◆ Work request
In the entries below, find each line where the word "단순경비율" appears and give only the total count of such lines.

━━ Data ━━

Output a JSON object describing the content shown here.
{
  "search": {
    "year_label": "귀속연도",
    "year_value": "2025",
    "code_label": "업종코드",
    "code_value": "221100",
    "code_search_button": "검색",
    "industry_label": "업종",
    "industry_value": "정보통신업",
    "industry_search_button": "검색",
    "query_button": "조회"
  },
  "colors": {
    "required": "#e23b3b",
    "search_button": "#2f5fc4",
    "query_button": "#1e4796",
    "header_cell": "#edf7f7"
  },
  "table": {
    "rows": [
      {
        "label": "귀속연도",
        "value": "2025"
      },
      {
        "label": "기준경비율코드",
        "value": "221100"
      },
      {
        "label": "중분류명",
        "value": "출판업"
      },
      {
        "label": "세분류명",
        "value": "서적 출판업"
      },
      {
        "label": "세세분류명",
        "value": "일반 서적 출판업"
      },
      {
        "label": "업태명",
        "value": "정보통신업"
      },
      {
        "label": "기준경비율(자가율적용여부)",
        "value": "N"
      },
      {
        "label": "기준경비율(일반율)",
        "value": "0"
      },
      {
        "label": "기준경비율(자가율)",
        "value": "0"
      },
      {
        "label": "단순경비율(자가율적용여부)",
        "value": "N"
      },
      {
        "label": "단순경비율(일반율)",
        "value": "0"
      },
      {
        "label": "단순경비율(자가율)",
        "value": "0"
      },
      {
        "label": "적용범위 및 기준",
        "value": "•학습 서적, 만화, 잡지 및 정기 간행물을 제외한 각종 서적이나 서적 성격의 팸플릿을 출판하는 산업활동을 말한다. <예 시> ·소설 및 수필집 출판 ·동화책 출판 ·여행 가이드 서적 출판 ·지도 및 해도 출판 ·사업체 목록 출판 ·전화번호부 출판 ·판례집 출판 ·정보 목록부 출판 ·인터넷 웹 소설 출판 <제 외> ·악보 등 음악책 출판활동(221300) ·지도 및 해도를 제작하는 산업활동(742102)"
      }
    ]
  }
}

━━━

◆ Solution to the exercise
3